    just a thought, that has me seeing trading in a different perspective.

    any insight into this would be interesting.
  2. you are right, learning PA is all about screen time and experiece. You must also practice deliberately towards a goal, not only screen time but what you do with that screen time that is important. I think the reason most scoff at taking this route is because its a great time commitment and a lot of work. And people generally regard the market as a get rich quick scheme which it's not.
  3. i find it fascinating because it's a skill that once acquired gives you potential like no other skill. also pondering on this topic after taking some time off, i believe the markets are probably as predictable as they are random. after all they are generated by human behavior and there is a predictability in human behavior. yet also a complete randomness as is life.
  4. I agree, the skill once gained is well worth the effort and sacrifice many times over.

    The markets are, well not "predictable" but they do generate consistent signals which play out time and again. The trained PA trader spots the signals and knows exactly what he needs to see to take the trade. Once in a trade, the feedback provided by the market guides him from there.

  5. rickf


    I agree. Takes a long time but after a while the price action sort of "talks" to you and you find yourself relying less and less on zillions of indicators.

    Screen time - either paper trading or just watching the chart and going "hrmmm i'd go short about THERE" or "this looks tempting but it's too close to resistance" helped me out tremendously and saved $$$ when I did go live.

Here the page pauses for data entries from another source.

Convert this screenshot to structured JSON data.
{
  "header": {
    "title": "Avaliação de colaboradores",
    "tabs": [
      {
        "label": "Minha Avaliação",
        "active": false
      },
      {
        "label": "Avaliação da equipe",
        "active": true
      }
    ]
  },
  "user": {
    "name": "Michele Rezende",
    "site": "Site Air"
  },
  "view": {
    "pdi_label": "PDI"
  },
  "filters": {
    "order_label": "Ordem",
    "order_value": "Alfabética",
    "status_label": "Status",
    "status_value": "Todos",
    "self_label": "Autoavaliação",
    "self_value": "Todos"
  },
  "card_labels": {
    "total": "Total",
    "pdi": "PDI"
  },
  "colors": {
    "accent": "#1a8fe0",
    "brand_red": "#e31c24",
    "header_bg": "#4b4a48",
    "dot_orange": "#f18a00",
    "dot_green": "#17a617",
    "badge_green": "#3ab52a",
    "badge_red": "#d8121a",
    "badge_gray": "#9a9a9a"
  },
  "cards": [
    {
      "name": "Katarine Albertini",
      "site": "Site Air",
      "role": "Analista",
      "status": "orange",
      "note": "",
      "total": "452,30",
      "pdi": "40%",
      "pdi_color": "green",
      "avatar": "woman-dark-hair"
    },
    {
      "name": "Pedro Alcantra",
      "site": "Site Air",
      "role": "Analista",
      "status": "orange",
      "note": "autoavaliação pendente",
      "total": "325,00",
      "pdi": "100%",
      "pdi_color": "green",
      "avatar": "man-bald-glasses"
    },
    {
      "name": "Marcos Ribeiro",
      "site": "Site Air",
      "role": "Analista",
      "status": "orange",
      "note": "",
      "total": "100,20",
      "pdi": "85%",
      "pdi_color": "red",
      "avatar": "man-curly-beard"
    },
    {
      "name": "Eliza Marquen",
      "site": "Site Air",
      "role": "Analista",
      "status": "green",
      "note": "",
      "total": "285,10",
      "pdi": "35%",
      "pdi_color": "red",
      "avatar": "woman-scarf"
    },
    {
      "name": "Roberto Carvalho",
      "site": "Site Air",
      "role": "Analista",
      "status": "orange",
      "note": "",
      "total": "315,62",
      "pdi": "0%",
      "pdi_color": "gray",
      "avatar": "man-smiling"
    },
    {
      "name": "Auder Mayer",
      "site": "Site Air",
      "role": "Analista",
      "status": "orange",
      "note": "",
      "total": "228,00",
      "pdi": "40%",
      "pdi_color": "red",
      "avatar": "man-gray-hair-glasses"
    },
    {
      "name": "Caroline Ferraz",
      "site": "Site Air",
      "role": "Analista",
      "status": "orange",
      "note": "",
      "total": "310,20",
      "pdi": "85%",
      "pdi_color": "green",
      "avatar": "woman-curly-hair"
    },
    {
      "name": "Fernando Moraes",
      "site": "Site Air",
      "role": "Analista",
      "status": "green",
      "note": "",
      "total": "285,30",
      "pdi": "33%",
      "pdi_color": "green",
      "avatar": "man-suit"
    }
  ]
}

    Indicators can help, sure. It all depends on your style of trading. I admit it, I use some, but nowhere as heavily as I used to, and especially not in THIS market, and certainly not without considering the price action and greater "environment" first like s/r, chop, length of trend, etc being FAR more important to me than what any indicator might say. Besides, indicators can frequently diverge with the PA in this market, so what do you trust? It comes back to PA and "pilot's instinct."

    But I think all newbies to trading think if they use a ton of lines, oscillators and "tools" they'll be a better trader and get rich overnight. 'tain't so. :)
  6. You would keep a written journal of this too, correct? Otherwise, how could you gauge progress.

    Otherwise, spot on post!
  7. rickf


    Thanks. :)

    ve not kept a written journal per se. There were/are times when I'll print out charts, study them (and my "trades") to see what I could see....especially if/when I stray from my trading style and lose. I might reflect on good trades briefly but will scrutinize the s--t out of bad ones so I don't make the same mistakes again (ie, "why did I take this trade" or "why did I take this trade HERE") especially since most of my bad trades today come when I deviate from my trading style. Gives me a self-inflicted Come-to-Jesus moment of individual browbeating with the mantra "you idiot! you know better!" uttered frequently. :)
  8. I agree with the OP. I good exercise after hours to build price action reading skills is to rewind a chart back to a day that you do not remember and then fast forward through the day, stop where you want to place a trade, write down the entry price and stop and then continue fast forward and stop where you would take a profit and jot that down.

    I use prophet java charts so what I do is set the chart to 60 days, 5 min bars. I then highlight 5 days and with a click I can then go forward 5 min.
  9. I replay the charts using sierra charts, works good. I'll replay the trades I made during the day that same evening. Even though I know what is happening it helps me to see it again so I can critique myself, kinda like watching game film. I think the key is to compress the learning curve and if you don't have someone experienced to work with then using the replay function is a good 2nd best method.